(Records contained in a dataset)
##########

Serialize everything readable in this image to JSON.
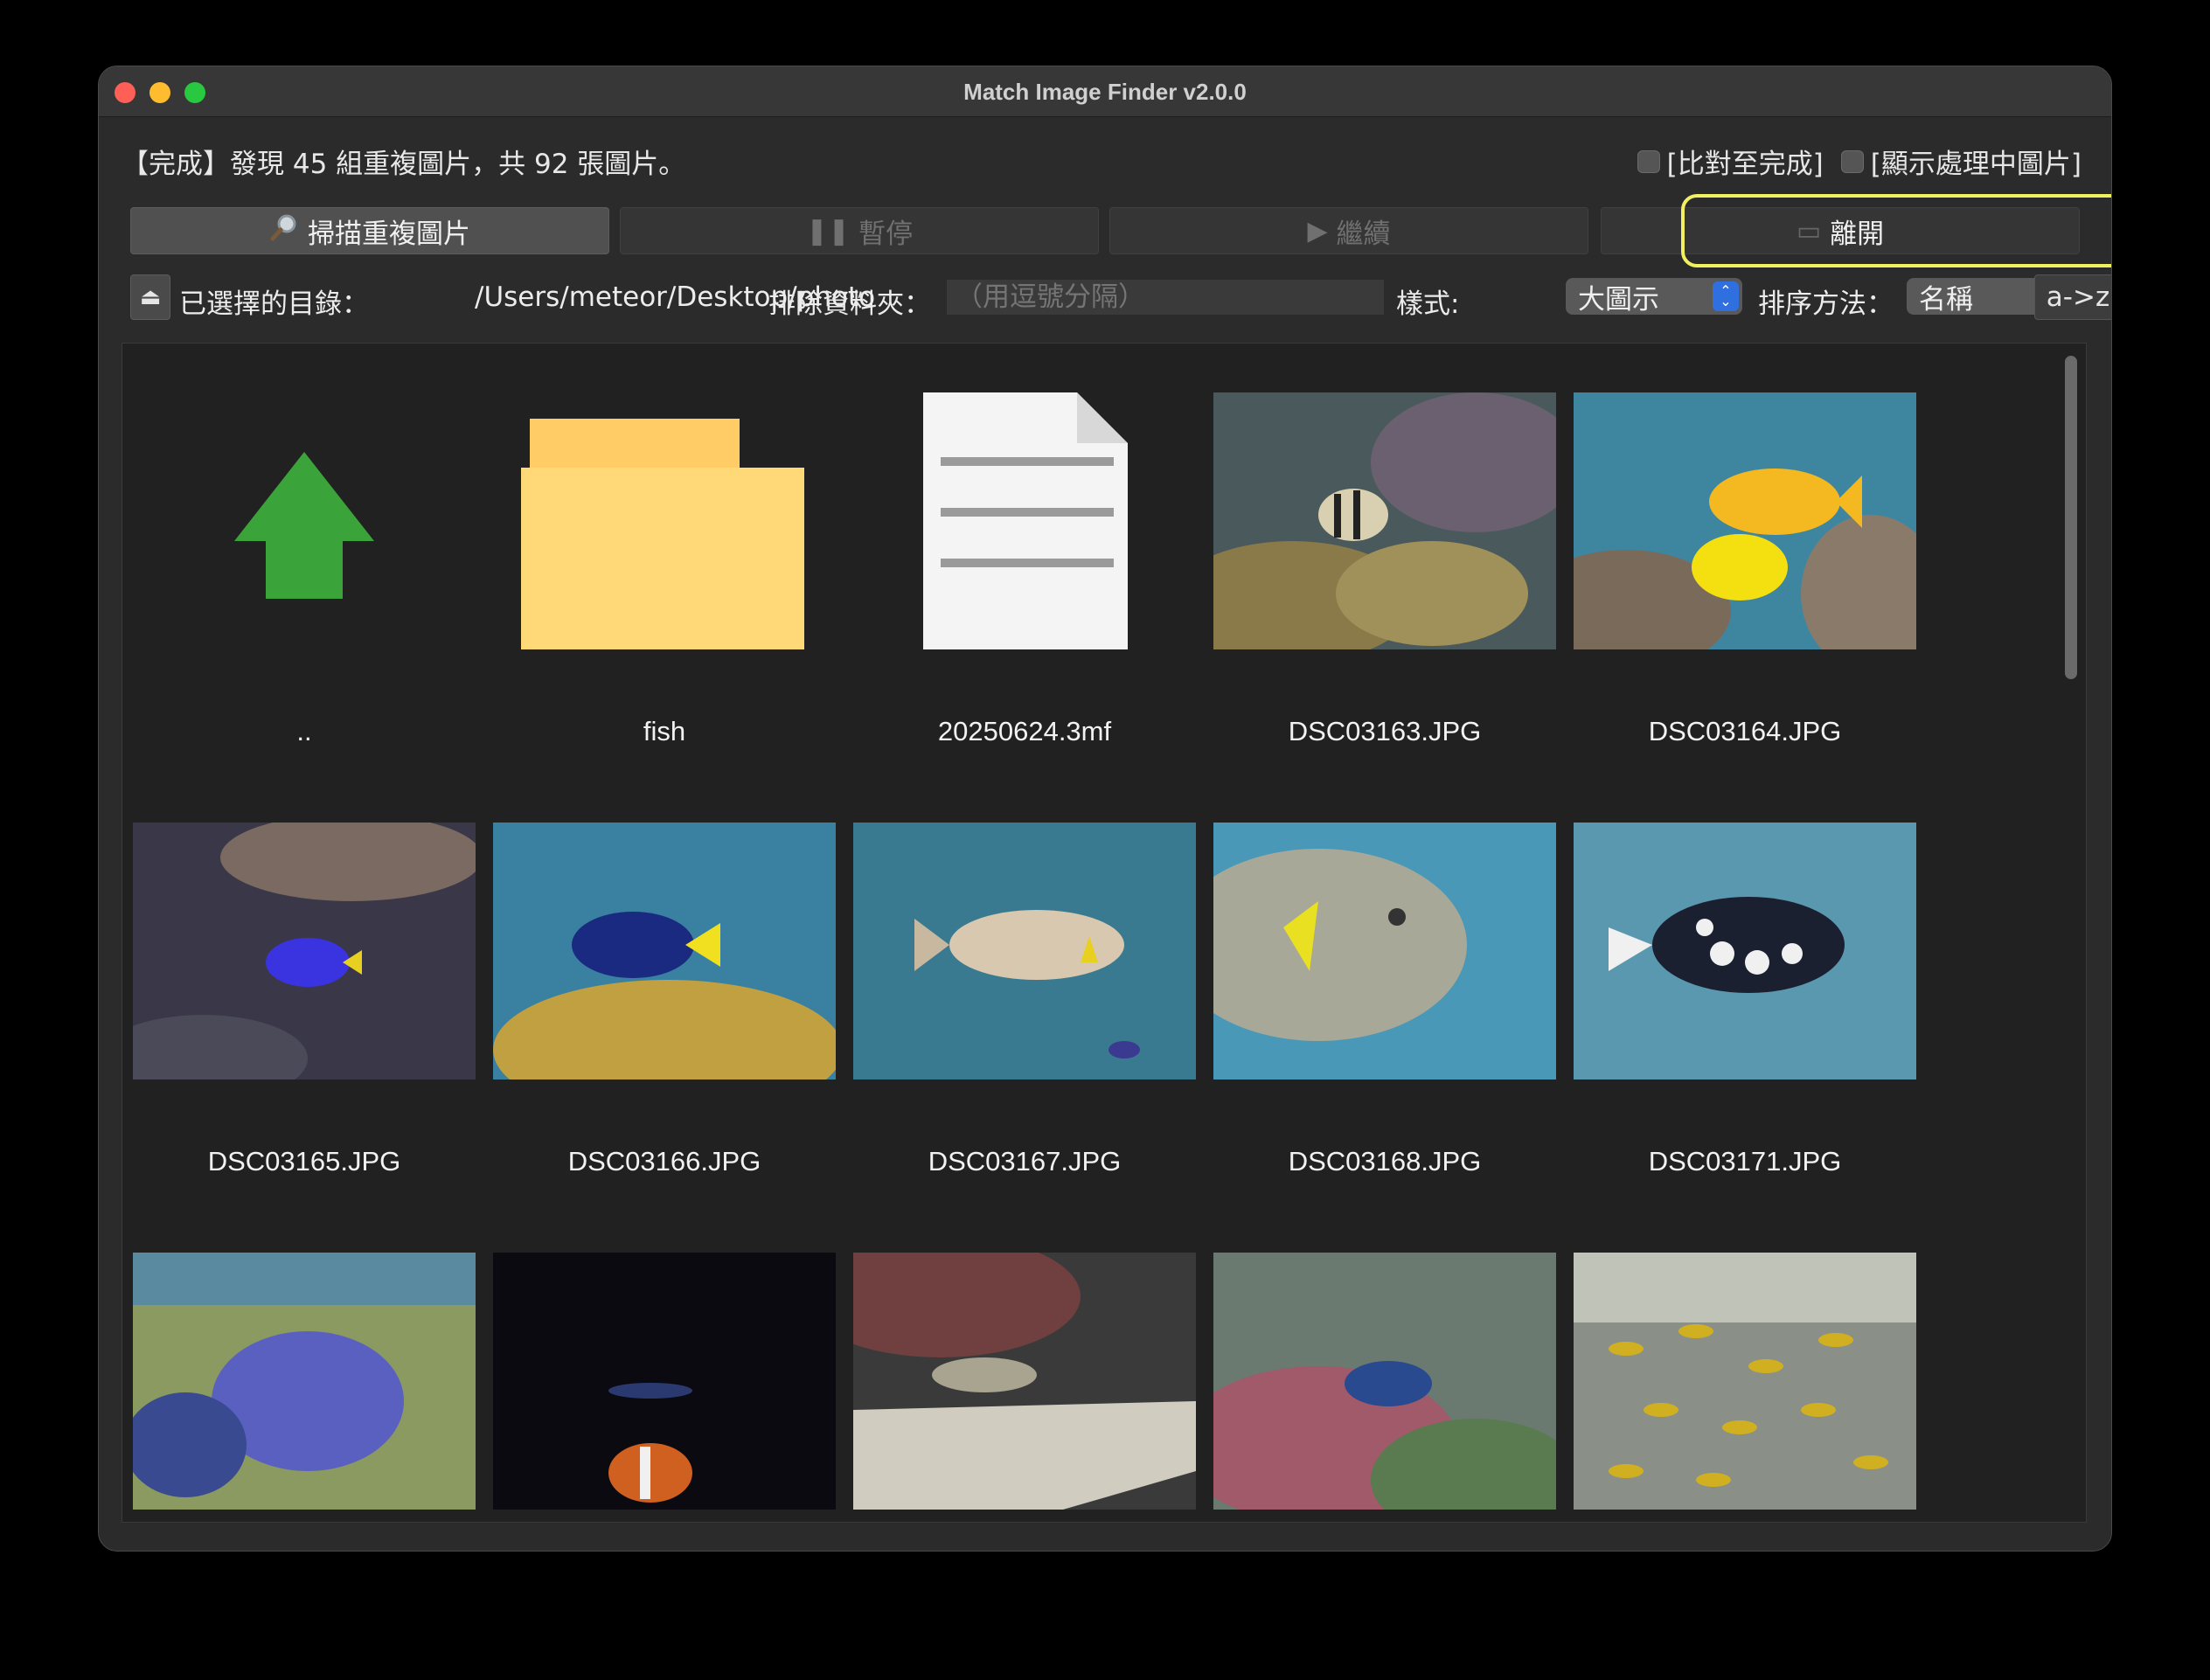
{
  "window": {
    "title": "Match Image Finder v2.0.0"
  },
  "status": {
    "text": "【完成】發現 45 組重複圖片，共 92 張圖片。"
  },
  "options": {
    "compare_to_finish": "[比對至完成]",
    "show_processing": "[顯示處理中圖片]"
  },
  "toolbar": {
    "scan_label": "掃描重複圖片",
    "pause_label": "暫停",
    "resume_label": "繼續",
    "exit_label": "離開"
  },
  "pathbar": {
    "selected_dir_label": "已選擇的目錄：",
    "selected_dir_value": "/Users/meteor/Desktop/photo",
    "exclude_label": "排除資料夾：",
    "exclude_placeholder": "（用逗號分隔）",
    "style_label": "樣式:",
    "style_value": "大圖示",
    "sort_label": "排序方法：",
    "sort_value": "名稱",
    "sort_order": "a->z"
  },
  "files": [
    {
      "name": "..",
      "kind": "parent",
      "icon": "up-arrow-icon"
    },
    {
      "name": "fish",
      "kind": "folder",
      "icon": "folder-icon"
    },
    {
      "name": "20250624.3mf",
      "kind": "file",
      "icon": "document-icon"
    },
    {
      "name": "DSC03163.JPG",
      "kind": "image"
    },
    {
      "name": "DSC03164.JPG",
      "kind": "image"
    },
    {
      "name": "DSC03165.JPG",
      "kind": "image"
    },
    {
      "name": "DSC03166.JPG",
      "kind": "image"
    },
    {
      "name": "DSC03167.JPG",
      "kind": "image"
    },
    {
      "name": "DSC03168.JPG",
      "kind": "image"
    },
    {
      "name": "DSC03171.JPG",
      "kind": "image"
    },
    {
      "name": "",
      "kind": "image"
    },
    {
      "name": "",
      "kind": "image"
    },
    {
      "name": "",
      "kind": "image"
    },
    {
      "name": "",
      "kind": "image"
    },
    {
      "name": "",
      "kind": "image"
    }
  ],
  "colors": {
    "highlight": "#f0f060",
    "select_accent": "#2f6fe0",
    "arrow_green": "#3aa43a",
    "folder_yellow": "#ffd878"
  }
}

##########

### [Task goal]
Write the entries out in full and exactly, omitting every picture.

### [Answer to the problem]
Serialize everything readable in this image to JSON.
{
  "window": {
    "title": "Match Image Finder v2.0.0"
  },
  "status": {
    "text": "【完成】發現 45 組重複圖片，共 92 張圖片。"
  },
  "options": {
    "compare_to_finish": "[比對至完成]",
    "show_processing": "[顯示處理中圖片]"
  },
  "toolbar": {
    "scan_label": "掃描重複圖片",
    "pause_label": "暫停",
    "resume_label": "繼續",
    "exit_label": "離開"
  },
  "pathbar": {
    "selected_dir_label": "已選擇的目錄：",
    "selected_dir_value": "/Users/meteor/Desktop/photo",
    "exclude_label": "排除資料夾：",
    "exclude_placeholder": "（用逗號分隔）",
    "style_label": "樣式:",
    "style_value": "大圖示",
    "sort_label": "排序方法：",
    "sort_value": "名稱",
    "sort_order": "a->z"
  },
  "files": [
    {
      "name": "..",
      "kind": "parent",
      "icon": "up-arrow-icon"
    },
    {
      "name": "fish",
      "kind": "folder",
      "icon": "folder-icon"
    },
    {
      "name": "20250624.3mf",
      "kind": "file",
      "icon": "document-icon"
    },
    {
      "name": "DSC03163.JPG",
      "kind": "image"
    },
    {
      "name": "DSC03164.JPG",
      "kind": "image"
    },
    {
      "name": "DSC03165.JPG",
      "kind": "image"
    },
    {
      "name": "DSC03166.JPG",
      "kind": "image"
    },
    {
      "name": "DSC03167.JPG",
      "kind": "image"
    },
    {
      "name": "DSC03168.JPG",
      "kind": "image"
    },
    {
      "name": "DSC03171.JPG",
      "kind": "image"
    },
    {
      "name": "",
      "kind": "image"
    },
    {
      "name": "",
      "kind": "image"
    },
    {
      "name": "",
      "kind": "image"
    },
    {
      "name": "",
      "kind": "image"
    },
    {
      "name": "",
      "kind": "image"
    }
  ],
  "colors": {
    "highlight": "#f0f060",
    "select_accent": "#2f6fe0",
    "arrow_green": "#3aa43a",
    "folder_yellow": "#ffd878"
  }
}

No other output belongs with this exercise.